__Task goal__
Keeping each word and mark in place, write out the full listing once more.

__Data__
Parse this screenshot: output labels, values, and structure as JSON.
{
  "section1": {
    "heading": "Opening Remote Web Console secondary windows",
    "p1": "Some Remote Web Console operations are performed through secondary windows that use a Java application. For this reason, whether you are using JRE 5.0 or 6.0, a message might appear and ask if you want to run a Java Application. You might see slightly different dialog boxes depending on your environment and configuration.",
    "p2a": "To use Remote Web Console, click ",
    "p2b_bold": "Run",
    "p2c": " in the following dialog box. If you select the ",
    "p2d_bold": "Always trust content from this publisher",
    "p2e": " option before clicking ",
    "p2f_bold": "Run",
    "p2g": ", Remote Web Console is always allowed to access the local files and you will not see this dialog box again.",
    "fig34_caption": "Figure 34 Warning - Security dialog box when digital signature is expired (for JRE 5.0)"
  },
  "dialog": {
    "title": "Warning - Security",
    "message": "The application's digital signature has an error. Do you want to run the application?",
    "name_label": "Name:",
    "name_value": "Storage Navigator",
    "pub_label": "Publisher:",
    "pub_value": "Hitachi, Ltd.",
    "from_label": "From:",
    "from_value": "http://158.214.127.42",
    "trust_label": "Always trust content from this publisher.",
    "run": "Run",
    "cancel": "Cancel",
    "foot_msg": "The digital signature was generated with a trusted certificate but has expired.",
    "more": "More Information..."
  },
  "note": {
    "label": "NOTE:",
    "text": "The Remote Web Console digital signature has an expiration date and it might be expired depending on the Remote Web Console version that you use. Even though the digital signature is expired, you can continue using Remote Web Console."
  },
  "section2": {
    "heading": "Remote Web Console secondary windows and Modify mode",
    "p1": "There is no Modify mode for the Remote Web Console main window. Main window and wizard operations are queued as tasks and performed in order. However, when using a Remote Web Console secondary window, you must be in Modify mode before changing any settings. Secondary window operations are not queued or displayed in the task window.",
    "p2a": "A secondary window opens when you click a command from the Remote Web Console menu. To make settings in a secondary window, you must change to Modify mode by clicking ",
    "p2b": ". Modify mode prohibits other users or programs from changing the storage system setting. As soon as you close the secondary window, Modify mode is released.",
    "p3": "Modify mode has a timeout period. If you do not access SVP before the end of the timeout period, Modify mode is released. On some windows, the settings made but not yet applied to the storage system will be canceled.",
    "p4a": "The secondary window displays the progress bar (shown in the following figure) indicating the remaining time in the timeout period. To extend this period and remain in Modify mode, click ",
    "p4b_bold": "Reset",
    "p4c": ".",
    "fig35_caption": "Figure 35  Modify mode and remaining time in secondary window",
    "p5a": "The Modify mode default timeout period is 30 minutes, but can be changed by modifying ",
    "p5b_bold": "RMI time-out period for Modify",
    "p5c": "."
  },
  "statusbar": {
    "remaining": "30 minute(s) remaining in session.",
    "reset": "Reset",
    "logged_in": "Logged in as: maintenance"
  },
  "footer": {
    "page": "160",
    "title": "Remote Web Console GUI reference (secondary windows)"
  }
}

__Answer for the task__
Parse this screenshot: output labels, values, and structure as JSON.
{
  "section1": {
    "heading": "Opening Remote Web Console secondary windows",
    "p1": "Some Remote Web Console operations are performed through secondary windows that use a Java application. For this reason, whether you are using JRE 5.0 or 6.0, a message might appear and ask if you want to run a Java Application. You might see slightly different dialog boxes depending on your environment and configuration.",
    "p2a": "To use Remote Web Console, click ",
    "p2b_bold": "Run",
    "p2c": " in the following dialog box. If you select the ",
    "p2d_bold": "Always trust content from this publisher",
    "p2e": " option before clicking ",
    "p2f_bold": "Run",
    "p2g": ", Remote Web Console is always allowed to access the local files and you will not see this dialog box again.",
    "fig34_caption": "Figure 34 Warning - Security dialog box when digital signature is expired (for JRE 5.0)"
  },
  "dialog": {
    "title": "Warning - Security",
    "message": "The application's digital signature has an error. Do you want to run the application?",
    "name_label": "Name:",
    "name_value": "Storage Navigator",
    "pub_label": "Publisher:",
    "pub_value": "Hitachi, Ltd.",
    "from_label": "From:",
    "from_value": "http://158.214.127.42",
    "trust_label": "Always trust content from this publisher.",
    "run": "Run",
    "cancel": "Cancel",
    "foot_msg": "The digital signature was generated with a trusted certificate but has expired.",
    "more": "More Information..."
  },
  "note": {
    "label": "NOTE:",
    "text": "The Remote Web Console digital signature has an expiration date and it might be expired depending on the Remote Web Console version that you use. Even though the digital signature is expired, you can continue using Remote Web Console."
  },
  "section2": {
    "heading": "Remote Web Console secondary windows and Modify mode",
    "p1": "There is no Modify mode for the Remote Web Console main window. Main window and wizard operations are queued as tasks and performed in order. However, when using a Remote Web Console secondary window, you must be in Modify mode before changing any settings. Secondary window operations are not queued or displayed in the task window.",
    "p2a": "A secondary window opens when you click a command from the Remote Web Console menu. To make settings in a secondary window, you must change to Modify mode by clicking ",
    "p2b": ". Modify mode prohibits other users or programs from changing the storage system setting. As soon as you close the secondary window, Modify mode is released.",
    "p3": "Modify mode has a timeout period. If you do not access SVP before the end of the timeout period, Modify mode is released. On some windows, the settings made but not yet applied to the storage system will be canceled.",
    "p4a": "The secondary window displays the progress bar (shown in the following figure) indicating the remaining time in the timeout period. To extend this period and remain in Modify mode, click ",
    "p4b_bold": "Reset",
    "p4c": ".",
    "fig35_caption": "Figure 35  Modify mode and remaining time in secondary window",
    "p5a": "The Modify mode default timeout period is 30 minutes, but can be changed by modifying ",
    "p5b_bold": "RMI time-out period for Modify",
    "p5c": "."
  },
  "statusbar": {
    "remaining": "30 minute(s) remaining in session.",
    "reset": "Reset",
    "logged_in": "Logged in as: maintenance"
  },
  "footer": {
    "page": "160",
    "title": "Remote Web Console GUI reference (secondary windows)"
  }
}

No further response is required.